Records from a dataset:
========================================================================

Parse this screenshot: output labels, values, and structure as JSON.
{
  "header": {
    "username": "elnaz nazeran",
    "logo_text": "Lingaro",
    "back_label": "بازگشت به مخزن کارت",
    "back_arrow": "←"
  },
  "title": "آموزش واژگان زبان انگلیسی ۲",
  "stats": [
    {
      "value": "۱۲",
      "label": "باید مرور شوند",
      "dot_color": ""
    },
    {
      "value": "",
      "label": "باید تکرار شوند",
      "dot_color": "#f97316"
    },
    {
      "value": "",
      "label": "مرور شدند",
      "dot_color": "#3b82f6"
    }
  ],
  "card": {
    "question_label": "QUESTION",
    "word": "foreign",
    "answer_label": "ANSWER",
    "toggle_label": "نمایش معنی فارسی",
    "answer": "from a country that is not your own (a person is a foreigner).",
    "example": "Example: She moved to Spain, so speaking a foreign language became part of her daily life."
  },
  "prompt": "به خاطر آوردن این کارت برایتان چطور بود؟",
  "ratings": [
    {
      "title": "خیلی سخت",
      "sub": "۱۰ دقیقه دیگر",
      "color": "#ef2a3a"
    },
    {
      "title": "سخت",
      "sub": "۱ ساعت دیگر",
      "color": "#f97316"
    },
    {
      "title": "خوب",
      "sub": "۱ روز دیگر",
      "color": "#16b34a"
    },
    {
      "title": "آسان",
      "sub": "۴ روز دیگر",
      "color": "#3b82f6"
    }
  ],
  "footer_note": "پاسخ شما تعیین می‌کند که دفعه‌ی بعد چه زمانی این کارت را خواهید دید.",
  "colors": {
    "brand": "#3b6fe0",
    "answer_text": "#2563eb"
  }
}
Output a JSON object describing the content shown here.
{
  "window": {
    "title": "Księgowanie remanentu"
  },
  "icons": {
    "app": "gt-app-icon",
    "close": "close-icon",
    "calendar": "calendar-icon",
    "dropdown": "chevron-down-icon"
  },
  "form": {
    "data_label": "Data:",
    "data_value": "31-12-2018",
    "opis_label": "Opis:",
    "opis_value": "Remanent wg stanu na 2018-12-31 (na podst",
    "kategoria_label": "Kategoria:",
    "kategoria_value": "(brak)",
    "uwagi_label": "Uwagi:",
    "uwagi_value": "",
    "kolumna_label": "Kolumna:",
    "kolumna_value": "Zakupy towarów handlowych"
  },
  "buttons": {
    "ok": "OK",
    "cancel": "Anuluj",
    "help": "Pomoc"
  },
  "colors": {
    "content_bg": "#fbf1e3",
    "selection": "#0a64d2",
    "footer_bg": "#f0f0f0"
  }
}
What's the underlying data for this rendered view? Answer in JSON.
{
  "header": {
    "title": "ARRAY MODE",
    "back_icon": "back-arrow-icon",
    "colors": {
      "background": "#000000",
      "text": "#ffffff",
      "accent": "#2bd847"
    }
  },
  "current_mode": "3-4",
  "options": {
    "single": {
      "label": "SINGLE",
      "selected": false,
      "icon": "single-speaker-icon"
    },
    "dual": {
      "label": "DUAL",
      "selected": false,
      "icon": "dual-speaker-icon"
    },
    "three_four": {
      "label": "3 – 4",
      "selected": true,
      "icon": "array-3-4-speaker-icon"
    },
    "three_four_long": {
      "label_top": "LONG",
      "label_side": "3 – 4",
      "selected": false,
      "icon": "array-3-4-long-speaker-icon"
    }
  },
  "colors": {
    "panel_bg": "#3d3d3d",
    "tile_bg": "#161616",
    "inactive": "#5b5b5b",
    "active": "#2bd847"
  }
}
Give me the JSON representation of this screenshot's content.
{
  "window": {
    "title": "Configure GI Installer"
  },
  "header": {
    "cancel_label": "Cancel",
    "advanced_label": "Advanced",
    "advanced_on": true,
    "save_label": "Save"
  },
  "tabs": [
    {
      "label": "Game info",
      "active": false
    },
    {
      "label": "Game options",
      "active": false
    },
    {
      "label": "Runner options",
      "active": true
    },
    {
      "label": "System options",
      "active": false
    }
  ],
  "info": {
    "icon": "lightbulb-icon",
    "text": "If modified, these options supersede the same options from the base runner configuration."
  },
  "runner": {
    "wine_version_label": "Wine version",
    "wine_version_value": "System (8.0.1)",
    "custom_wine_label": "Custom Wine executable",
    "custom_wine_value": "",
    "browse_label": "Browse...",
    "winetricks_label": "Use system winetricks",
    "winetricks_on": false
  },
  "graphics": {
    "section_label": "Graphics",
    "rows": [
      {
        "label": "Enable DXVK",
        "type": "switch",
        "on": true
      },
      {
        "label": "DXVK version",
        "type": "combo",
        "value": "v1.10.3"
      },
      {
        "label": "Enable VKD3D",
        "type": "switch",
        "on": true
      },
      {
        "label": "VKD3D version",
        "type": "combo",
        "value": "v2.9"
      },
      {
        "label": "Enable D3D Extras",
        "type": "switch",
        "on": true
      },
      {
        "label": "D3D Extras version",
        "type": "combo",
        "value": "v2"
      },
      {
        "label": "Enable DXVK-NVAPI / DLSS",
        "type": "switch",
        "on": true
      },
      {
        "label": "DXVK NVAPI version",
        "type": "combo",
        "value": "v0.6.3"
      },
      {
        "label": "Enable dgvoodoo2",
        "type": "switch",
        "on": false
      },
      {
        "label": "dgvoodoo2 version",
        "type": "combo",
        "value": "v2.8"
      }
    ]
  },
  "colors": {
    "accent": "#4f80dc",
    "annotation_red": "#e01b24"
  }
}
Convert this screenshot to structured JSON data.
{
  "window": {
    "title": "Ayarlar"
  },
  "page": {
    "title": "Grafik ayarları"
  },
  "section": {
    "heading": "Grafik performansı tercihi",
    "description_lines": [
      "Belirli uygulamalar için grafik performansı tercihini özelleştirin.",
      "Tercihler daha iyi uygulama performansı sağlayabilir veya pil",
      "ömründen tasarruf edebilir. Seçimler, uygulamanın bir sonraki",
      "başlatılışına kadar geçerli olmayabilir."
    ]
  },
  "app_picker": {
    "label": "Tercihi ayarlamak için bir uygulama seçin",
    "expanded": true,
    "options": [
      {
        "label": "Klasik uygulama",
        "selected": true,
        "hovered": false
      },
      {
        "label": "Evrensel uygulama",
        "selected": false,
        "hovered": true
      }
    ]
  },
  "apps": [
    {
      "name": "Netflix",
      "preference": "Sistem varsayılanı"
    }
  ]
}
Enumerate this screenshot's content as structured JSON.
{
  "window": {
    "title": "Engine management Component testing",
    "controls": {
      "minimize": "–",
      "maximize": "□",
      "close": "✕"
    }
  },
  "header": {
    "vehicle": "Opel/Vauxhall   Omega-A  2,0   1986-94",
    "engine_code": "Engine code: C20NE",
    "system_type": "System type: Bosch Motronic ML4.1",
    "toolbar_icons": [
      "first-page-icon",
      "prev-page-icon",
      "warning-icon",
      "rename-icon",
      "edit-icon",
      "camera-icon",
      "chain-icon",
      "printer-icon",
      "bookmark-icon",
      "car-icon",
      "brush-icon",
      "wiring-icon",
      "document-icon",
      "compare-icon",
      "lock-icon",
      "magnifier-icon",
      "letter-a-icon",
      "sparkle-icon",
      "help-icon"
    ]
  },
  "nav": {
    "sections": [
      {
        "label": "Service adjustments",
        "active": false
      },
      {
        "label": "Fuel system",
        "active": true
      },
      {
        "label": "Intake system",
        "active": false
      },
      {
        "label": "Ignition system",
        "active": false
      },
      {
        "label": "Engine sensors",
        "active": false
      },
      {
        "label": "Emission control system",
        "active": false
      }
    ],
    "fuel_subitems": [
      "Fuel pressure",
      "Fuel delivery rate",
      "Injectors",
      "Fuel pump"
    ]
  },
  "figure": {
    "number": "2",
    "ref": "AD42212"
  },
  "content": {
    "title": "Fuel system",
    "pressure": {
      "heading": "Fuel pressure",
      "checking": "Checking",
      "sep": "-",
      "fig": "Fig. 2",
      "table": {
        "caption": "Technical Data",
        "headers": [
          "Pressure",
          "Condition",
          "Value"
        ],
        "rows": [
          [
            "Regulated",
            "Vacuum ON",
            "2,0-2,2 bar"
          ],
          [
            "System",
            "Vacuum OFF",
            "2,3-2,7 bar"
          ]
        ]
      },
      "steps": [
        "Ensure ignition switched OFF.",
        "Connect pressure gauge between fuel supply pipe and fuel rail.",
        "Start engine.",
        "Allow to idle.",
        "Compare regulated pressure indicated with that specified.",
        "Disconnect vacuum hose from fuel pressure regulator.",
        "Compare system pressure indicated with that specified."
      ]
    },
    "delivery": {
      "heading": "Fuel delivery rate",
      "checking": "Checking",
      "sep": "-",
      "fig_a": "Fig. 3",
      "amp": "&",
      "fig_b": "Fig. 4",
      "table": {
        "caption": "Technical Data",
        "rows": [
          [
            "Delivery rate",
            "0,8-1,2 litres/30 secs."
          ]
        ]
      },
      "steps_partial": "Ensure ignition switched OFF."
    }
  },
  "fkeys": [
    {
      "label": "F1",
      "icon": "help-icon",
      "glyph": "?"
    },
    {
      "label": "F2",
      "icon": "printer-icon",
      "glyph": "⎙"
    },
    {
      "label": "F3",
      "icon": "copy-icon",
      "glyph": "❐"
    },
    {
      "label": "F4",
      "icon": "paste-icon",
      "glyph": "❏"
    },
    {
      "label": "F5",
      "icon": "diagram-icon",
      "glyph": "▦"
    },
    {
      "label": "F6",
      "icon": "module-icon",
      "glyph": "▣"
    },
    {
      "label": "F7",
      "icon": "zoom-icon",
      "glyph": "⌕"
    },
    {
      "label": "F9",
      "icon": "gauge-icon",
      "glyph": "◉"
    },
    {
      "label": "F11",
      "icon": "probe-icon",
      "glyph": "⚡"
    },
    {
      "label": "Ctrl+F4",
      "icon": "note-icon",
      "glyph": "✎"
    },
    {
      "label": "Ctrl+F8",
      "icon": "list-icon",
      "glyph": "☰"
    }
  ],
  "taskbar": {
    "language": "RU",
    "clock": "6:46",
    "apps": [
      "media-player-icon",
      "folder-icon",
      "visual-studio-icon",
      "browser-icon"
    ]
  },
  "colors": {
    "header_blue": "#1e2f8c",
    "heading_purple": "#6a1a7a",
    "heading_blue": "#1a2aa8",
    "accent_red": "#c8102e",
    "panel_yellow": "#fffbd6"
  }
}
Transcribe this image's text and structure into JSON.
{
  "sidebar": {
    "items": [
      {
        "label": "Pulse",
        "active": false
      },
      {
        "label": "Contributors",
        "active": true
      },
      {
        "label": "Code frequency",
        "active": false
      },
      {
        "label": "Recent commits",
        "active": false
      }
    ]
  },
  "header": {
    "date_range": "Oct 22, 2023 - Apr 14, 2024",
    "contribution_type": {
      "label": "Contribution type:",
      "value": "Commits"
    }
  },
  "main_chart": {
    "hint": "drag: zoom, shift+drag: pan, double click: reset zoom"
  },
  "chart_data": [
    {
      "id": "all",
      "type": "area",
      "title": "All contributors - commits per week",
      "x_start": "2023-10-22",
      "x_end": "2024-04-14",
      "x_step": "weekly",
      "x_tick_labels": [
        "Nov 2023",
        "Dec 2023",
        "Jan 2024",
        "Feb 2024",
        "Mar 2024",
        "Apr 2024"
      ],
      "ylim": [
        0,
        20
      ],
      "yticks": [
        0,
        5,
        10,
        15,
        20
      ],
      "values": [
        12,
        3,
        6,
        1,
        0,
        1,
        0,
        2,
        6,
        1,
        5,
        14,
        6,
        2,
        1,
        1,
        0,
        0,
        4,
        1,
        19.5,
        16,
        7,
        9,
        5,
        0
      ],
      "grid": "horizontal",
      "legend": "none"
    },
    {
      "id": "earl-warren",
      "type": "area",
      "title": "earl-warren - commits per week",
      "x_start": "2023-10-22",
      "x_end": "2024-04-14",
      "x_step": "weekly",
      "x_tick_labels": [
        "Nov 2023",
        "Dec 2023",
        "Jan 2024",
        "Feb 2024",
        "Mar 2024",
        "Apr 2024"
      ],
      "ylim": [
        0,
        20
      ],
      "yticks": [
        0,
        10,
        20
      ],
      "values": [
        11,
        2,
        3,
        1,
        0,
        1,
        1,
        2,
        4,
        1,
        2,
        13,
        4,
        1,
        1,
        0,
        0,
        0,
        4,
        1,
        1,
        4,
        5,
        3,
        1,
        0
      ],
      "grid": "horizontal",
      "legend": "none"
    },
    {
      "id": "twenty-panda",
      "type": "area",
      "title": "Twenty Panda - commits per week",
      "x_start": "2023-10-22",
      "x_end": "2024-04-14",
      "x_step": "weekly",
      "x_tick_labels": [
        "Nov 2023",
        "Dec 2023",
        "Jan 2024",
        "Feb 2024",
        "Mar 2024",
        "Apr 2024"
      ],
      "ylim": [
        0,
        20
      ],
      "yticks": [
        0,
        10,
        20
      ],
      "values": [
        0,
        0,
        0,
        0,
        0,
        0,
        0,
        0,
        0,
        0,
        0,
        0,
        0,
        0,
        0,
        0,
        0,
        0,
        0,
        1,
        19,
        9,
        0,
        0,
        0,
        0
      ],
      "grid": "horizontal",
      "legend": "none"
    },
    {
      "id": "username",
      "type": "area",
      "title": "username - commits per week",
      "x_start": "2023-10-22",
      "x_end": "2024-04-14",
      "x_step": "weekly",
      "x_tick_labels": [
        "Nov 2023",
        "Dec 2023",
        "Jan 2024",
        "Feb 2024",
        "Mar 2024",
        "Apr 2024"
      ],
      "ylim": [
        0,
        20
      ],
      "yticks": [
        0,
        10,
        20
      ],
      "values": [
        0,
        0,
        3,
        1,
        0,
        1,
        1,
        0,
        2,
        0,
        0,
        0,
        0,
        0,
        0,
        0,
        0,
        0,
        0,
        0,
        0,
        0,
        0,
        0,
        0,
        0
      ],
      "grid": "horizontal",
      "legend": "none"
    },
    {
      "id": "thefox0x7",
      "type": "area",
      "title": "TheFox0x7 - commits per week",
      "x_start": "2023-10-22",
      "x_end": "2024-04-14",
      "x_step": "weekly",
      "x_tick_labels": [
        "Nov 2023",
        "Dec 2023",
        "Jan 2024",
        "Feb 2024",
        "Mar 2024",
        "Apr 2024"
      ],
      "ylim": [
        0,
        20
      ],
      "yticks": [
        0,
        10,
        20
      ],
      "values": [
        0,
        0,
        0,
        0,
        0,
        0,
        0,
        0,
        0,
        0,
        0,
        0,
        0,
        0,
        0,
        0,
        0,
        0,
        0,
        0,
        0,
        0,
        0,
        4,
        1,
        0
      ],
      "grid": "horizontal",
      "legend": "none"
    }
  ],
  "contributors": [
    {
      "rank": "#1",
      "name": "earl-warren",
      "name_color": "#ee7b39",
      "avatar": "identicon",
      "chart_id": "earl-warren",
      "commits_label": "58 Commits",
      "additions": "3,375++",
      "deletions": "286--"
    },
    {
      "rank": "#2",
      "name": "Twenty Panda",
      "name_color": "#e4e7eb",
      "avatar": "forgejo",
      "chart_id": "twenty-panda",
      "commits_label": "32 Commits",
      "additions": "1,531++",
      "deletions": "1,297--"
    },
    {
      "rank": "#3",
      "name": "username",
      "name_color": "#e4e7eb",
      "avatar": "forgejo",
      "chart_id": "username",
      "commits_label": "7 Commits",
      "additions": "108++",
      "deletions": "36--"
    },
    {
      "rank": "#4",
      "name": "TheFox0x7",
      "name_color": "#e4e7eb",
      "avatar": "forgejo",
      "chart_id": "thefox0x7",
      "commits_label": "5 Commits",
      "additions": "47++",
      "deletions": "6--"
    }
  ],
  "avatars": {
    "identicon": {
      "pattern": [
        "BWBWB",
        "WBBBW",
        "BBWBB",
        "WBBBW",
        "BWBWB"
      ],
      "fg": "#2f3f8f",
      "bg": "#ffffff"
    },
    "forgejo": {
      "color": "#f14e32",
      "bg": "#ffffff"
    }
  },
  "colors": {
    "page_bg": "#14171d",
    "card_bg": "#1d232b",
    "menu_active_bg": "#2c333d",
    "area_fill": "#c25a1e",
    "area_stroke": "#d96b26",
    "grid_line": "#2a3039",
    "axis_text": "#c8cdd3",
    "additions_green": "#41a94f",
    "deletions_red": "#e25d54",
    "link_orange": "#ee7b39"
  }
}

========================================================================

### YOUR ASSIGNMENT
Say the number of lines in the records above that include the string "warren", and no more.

### OUTPUT OF THE EXERCISE
4